You're going to run around and kill things. This is the premise of the game. Kill enemies, defeat the boss, go back to town, buy and equip new items and gems, talk to everyone, head to the next dungeon. At this point, you're wondering why anyone would want to play this game. Well, it's fun. The dungeons are all varied, and based on a theme. The environments, to an extent, can be destroyed and interacted with. Enemies can be knocked back into each other (This can get fun with the hammer, causing chain reactions). There's a magic system, I don't recommend using it much, because it's worthless. I used three elementals throughout the whole game: Salamander, Shade, and Wisp. However, they had cool effects. Salamander dealt fire damage, Shade could deal damage or turn you invisible, and Wisp could heal you for 30 HP (This gets worthless later on) or deal damage. Side quests exist too. There's an agency in the mall that hires you out for money and items to do different objectives, which mainly consist of head to dungeon and kill all enemies, or get to a certain floor. You get paid, gain a level hopefully, it's not too bad. There's other side quests with characters too, which net you special items, but I didn't do any of these. The actual dungeon levels consist of bringing a mana egg to a mana portal. There are four ways to obtain it: Destroy parts of the environment, open treasure chests, kill a certain enemy, or kill all enemies. The portals usually have to be found by destroying something with the hammer. Every four levels, with the exception of the final dungeon, which ended up being every five, has a respite. It brings up a menu where you can choose to change equipment, change gems, save, or leave. It's useful and convenient. This game hass multiplayer. I believe all players involved must have a copy of the game, and there is no WiFi with other players across the world, but it's a fun little romp together.


The graphics in this game most resemble Sword of Mana and Legend of Mana. They're great and full of life. The levels are all themed to their specific element, which changes it up a bit. I believe the world we're going for to describe the graphics is vibrant. The character and monster sprites all fit in, and a good portion of the Manaverse monsters make a return, however, no rabites until the third dungeon.

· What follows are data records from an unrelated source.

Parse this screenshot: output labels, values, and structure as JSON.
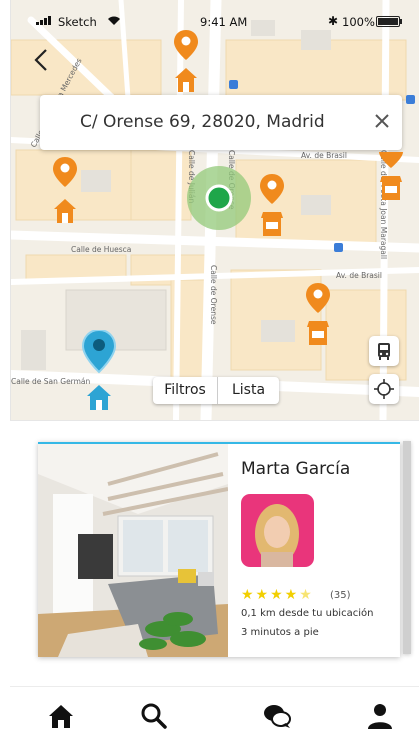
{
  "status_bar": {
    "carrier": "Sketch",
    "time": "9:41 AM",
    "battery": "100%",
    "icons": [
      "signal-icon",
      "wifi-icon",
      "bluetooth-icon",
      "battery-icon"
    ]
  },
  "map": {
    "streets": [
      "Av. de Brasil",
      "Calle de Huesca",
      "Av. de Brasil",
      "Calle de Orense",
      "Calle de San Germán",
      "Calle del Poeta Joan Maragall",
      "Calle del Infanta Mercedes",
      "Calle de Julián",
      "Calle de Orense"
    ],
    "filter_button": "Filtros",
    "list_button": "Lista",
    "colors": {
      "primary_pin": "#f08a1d",
      "selected_pin": "#2da4d4",
      "location": "#1fa64a"
    }
  },
  "search": {
    "address": "C/ Orense 69, 28020, Madrid"
  },
  "card": {
    "name": "Marta García",
    "rating": 4.5,
    "reviews": "(35)",
    "distance": "0,1 km desde tu ubicación",
    "walk": "3 minutos a pie",
    "accent": "#35b8e6"
  },
  "tabbar": {
    "items": [
      "home-icon",
      "search-icon",
      "chat-icon",
      "profile-icon"
    ]
  }
}
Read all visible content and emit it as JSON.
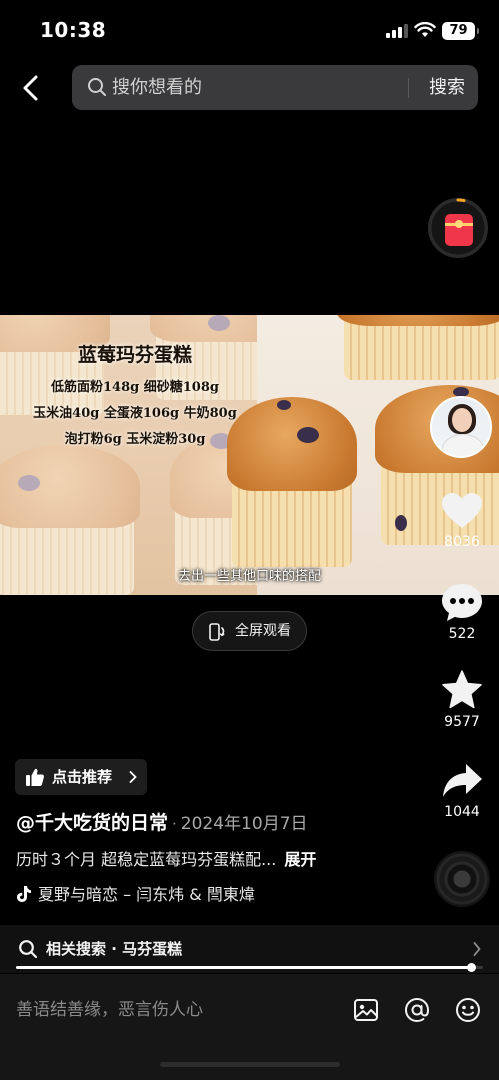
{
  "status_bar": {
    "time": "10:38",
    "battery": "79"
  },
  "search": {
    "placeholder": "搜你想看的",
    "button_label": "搜索"
  },
  "video": {
    "recipe_title": "蓝莓玛芬蛋糕",
    "recipe_lines": [
      "低筋面粉148g 细砂糖108g",
      "玉米油40g 全蛋液106g 牛奶80g",
      "泡打粉6g 玉米淀粉30g"
    ],
    "subtitle": "去出一些其他口味的搭配"
  },
  "fullscreen": {
    "label": "全屏观看"
  },
  "actions": {
    "like_count": "8036",
    "comment_count": "522",
    "favorite_count": "9577",
    "share_count": "1044"
  },
  "recommend": {
    "label": "点击推荐"
  },
  "post": {
    "author": "@千大吃货的日常",
    "separator": "·",
    "date": "2024年10月7日",
    "description": "历时３个月 超稳定蓝莓玛芬蛋糕配...",
    "expand_label": "展开",
    "music": "夏野与暗恋 – 闫东炜 & 閆東煒"
  },
  "related": {
    "label": "相关搜索 · 马芬蛋糕"
  },
  "progress": {
    "fraction": 0.975
  },
  "comment_bar": {
    "placeholder": "善语结善缘，恶言伤人心"
  },
  "icons": {
    "back": "chevron-left-icon",
    "search": "search-icon",
    "redpacket": "red-envelope-icon",
    "like": "heart-icon",
    "comment": "comment-bubble-icon",
    "favorite": "star-icon",
    "share": "share-arrow-icon",
    "fullscreen": "rotate-phone-icon",
    "recommend": "thumbs-up-icon",
    "music": "tiktok-note-icon",
    "image": "image-icon",
    "mention": "at-icon",
    "emoji": "emoji-icon"
  },
  "colors": {
    "background": "#000000",
    "redpacket": "#f0364b",
    "search_bg": "#3a3a3c",
    "comment_bar_bg": "#161616"
  }
}
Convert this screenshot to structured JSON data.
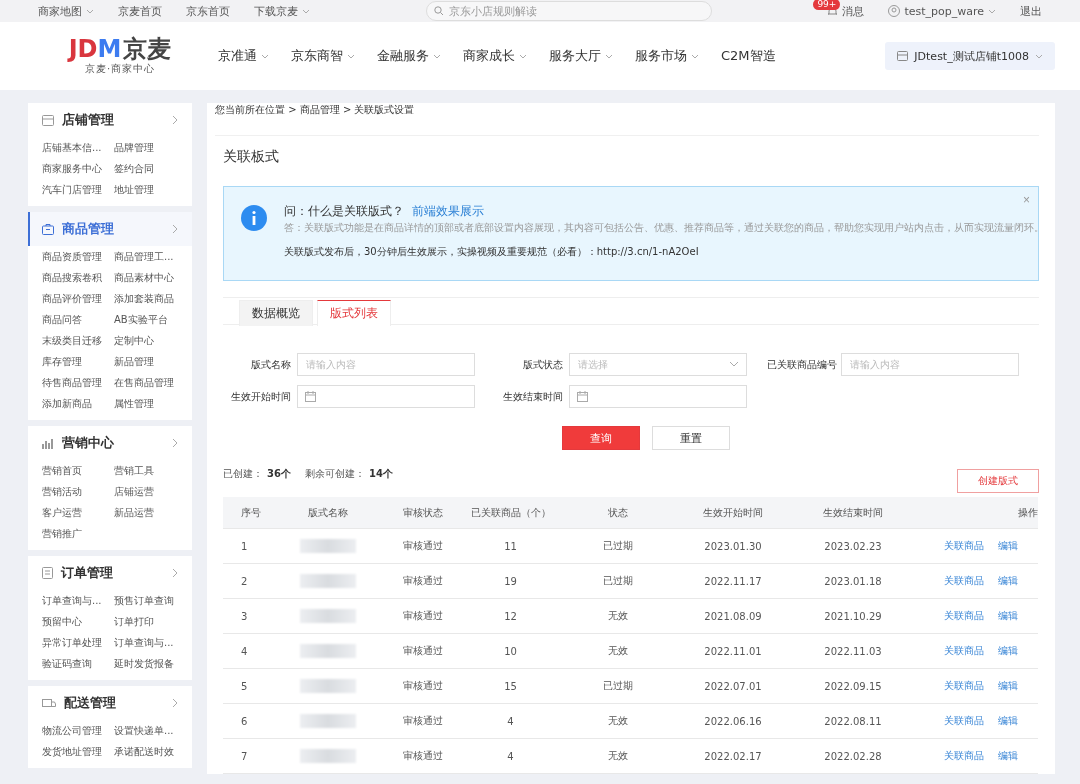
{
  "top_bar": {
    "links": [
      {
        "label": "商家地图",
        "caret": true
      },
      {
        "label": "京麦首页",
        "caret": false
      },
      {
        "label": "京东首页",
        "caret": false
      },
      {
        "label": "下载京麦",
        "caret": true
      }
    ],
    "search": {
      "placeholder": "京东小店规则解读"
    },
    "messages": {
      "badge": "99+",
      "label": "消息"
    },
    "user": {
      "name": "test_pop_ware"
    },
    "logout": "退出"
  },
  "header": {
    "logo": {
      "red": "JD",
      "blue": "M",
      "name": "京麦",
      "tagline": "京麦·商家中心"
    },
    "nav": [
      {
        "label": "京准通",
        "caret": true
      },
      {
        "label": "京东商智",
        "caret": true
      },
      {
        "label": "金融服务",
        "caret": true
      },
      {
        "label": "商家成长",
        "caret": true
      },
      {
        "label": "服务大厅",
        "caret": true
      },
      {
        "label": "服务市场",
        "caret": true
      },
      {
        "label": "C2M智造",
        "caret": false
      }
    ],
    "store": "JDtest_测试店铺t1008"
  },
  "sidebar": [
    {
      "kind": "store",
      "title": "店铺管理",
      "selected": false,
      "items": [
        "店铺基本信...",
        "品牌管理",
        "商家服务中心",
        "签约合同",
        "汽车门店管理",
        "地址管理"
      ]
    },
    {
      "kind": "goods",
      "title": "商品管理",
      "selected": true,
      "items": [
        "商品资质管理",
        "商品管理工...",
        "商品搜索卷积",
        "商品素材中心",
        "商品评价管理",
        "添加套装商品",
        "商品问答",
        "AB实验平台",
        "末级类目迁移",
        "定制中心",
        "库存管理",
        "新品管理",
        "待售商品管理",
        "在售商品管理",
        "添加新商品",
        "属性管理"
      ]
    },
    {
      "kind": "marketing",
      "title": "营销中心",
      "selected": false,
      "items": [
        "营销首页",
        "营销工具",
        "营销活动",
        "店铺运营",
        "客户运营",
        "新品运营",
        "营销推广"
      ]
    },
    {
      "kind": "order",
      "title": "订单管理",
      "selected": false,
      "items": [
        "订单查询与...",
        "预售订单查询",
        "预留中心",
        "订单打印",
        "异常订单处理",
        "订单查询与...",
        "验证码查询",
        "延时发货报备"
      ]
    },
    {
      "kind": "delivery",
      "title": "配送管理",
      "selected": false,
      "items": [
        "物流公司管理",
        "设置快递单...",
        "发货地址管理",
        "承诺配送时效"
      ]
    }
  ],
  "breadcrumb": "您当前所在位置 > 商品管理 > 关联版式设置",
  "page_title": "关联板式",
  "notice": {
    "question": "问：什么是关联版式？",
    "link": "前端效果展示",
    "answer": "答：关联版式功能是在商品详情的顶部或者底部设置内容展现，其内容可包括公告、优惠、推荐商品等，通过关联您的商品，帮助您实现用户站内点击，从而实现流量闭环。",
    "note": "关联版式发布后，30分钟后生效展示，实操视频及重要规范（必看）：http://3.cn/1-nA2OeI",
    "close": "×"
  },
  "tabs": [
    {
      "label": "数据概览",
      "selected": false
    },
    {
      "label": "版式列表",
      "selected": true
    }
  ],
  "filters": [
    {
      "kind": "text",
      "label": "版式名称",
      "placeholder": "请输入内容"
    },
    {
      "kind": "select",
      "label": "版式状态",
      "placeholder": "请选择"
    },
    {
      "kind": "text",
      "label": "已关联商品编号",
      "placeholder": "请输入内容"
    },
    {
      "kind": "date",
      "label": "生效开始时间"
    },
    {
      "kind": "date",
      "label": "生效结束时间"
    }
  ],
  "buttons": {
    "query": "查询",
    "reset": "重置",
    "create": "创建版式"
  },
  "counts": [
    {
      "label": "已创建：",
      "value": "36个"
    },
    {
      "label": "剩余可创建：",
      "value": "14个"
    }
  ],
  "table": {
    "columns": [
      "序号",
      "版式名称",
      "审核状态",
      "已关联商品（个）",
      "状态",
      "生效开始时间",
      "生效结束时间",
      "操作"
    ],
    "rows": [
      {
        "index": "1",
        "review": "审核通过",
        "linked": "11",
        "status": "已过期",
        "start": "2023.01.30",
        "end": "2023.02.23",
        "actions": [
          "关联商品",
          "编辑"
        ]
      },
      {
        "index": "2",
        "review": "审核通过",
        "linked": "19",
        "status": "已过期",
        "start": "2022.11.17",
        "end": "2023.01.18",
        "actions": [
          "关联商品",
          "编辑"
        ]
      },
      {
        "index": "3",
        "review": "审核通过",
        "linked": "12",
        "status": "无效",
        "start": "2021.08.09",
        "end": "2021.10.29",
        "actions": [
          "关联商品",
          "编辑"
        ]
      },
      {
        "index": "4",
        "review": "审核通过",
        "linked": "10",
        "status": "无效",
        "start": "2022.11.01",
        "end": "2022.11.03",
        "actions": [
          "关联商品",
          "编辑"
        ]
      },
      {
        "index": "5",
        "review": "审核通过",
        "linked": "15",
        "status": "已过期",
        "start": "2022.07.01",
        "end": "2022.09.15",
        "actions": [
          "关联商品",
          "编辑"
        ]
      },
      {
        "index": "6",
        "review": "审核通过",
        "linked": "4",
        "status": "无效",
        "start": "2022.06.16",
        "end": "2022.08.11",
        "actions": [
          "关联商品",
          "编辑"
        ]
      },
      {
        "index": "7",
        "review": "审核通过",
        "linked": "4",
        "status": "无效",
        "start": "2022.02.17",
        "end": "2022.02.28",
        "actions": [
          "关联商品",
          "编辑"
        ]
      }
    ]
  }
}
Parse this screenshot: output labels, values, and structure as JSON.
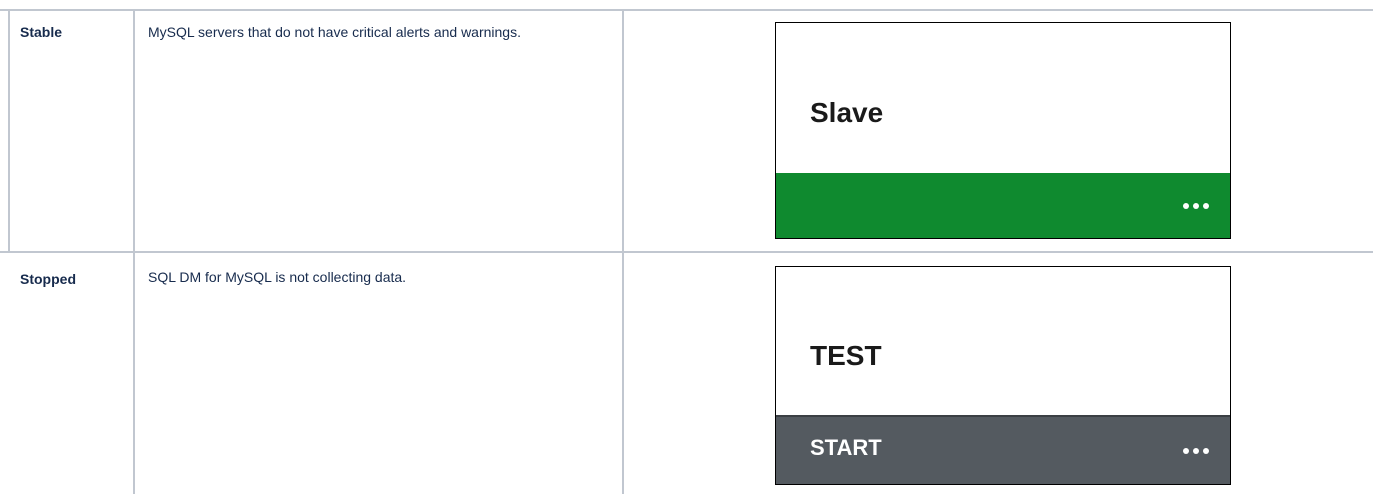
{
  "rows": [
    {
      "status": "Stable",
      "description": "MySQL servers that do not have critical alerts and warnings.",
      "card": {
        "title": "Slave",
        "bar_label": "",
        "bar_color": "#0f8a2f"
      }
    },
    {
      "status": "Stopped",
      "description": "SQL DM for MySQL is not collecting data.",
      "card": {
        "title": "TEST",
        "bar_label": "START",
        "bar_color": "#545a60"
      }
    }
  ]
}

Conclusion: 8/10

I found this game to be a worthy import title. It comes out in English at the end of this month, so, pick it up if you want all the details on the story, or if you prefer your games in English. This game does warrant a $30 purchase, and try to get a few of your friends to pick it up too so that you can enjoy the multiplayer fun that should come with it.

rabix's avatar
Community review by rabix (October 08, 2006)

A bio for this contributor is currently unavailable, but check back soon to see if that changes. If you are the author of this review, you can update your bio from the Settings page.

More Reviews by rabix [+]
ActRaiser (SNES) artwork
ActRaiser (SNES)

Are you there Master? It's me, Tanzra. See, I've got this problem. I want to destroy all of civilization and plunge the world into chaos, but you're the only thing that stands in my way. So, I think I'll just seal away your powers for awhile...


If you enjoyed this Children of Mana review, you're encouraged to discuss it with the author and with other members of the site's community. If you don't already have an HonestGamers account, you can sign up for one in a snap. Thank you for reading!

You must be signed into an HonestGamers user account to leave feedback on this review.

User Help | Contact | Ethics | Sponsor Guide | Links

eXTReMe Tracker
© 1998 - 2024 HonestGamers
None of the material contained within this site may be reproduced in any conceivable fashion without permission from the author(s) of said material. This site is not sponsored or endorsed by Nintendo, Sega, Sony, Microsoft, or any other such party. Children of Mana is a registered trademark of its copyright holder. This site makes no claim to Children of Mana, its characters, screenshots, artwork, music, or any intellectual property contained within. Opinions expressed on this site do not necessarily represent the opinion of site staff or sponsors. Staff and freelance reviews are typically written based on time spent with a retail review copy or review key for the game that is provided by its publisher.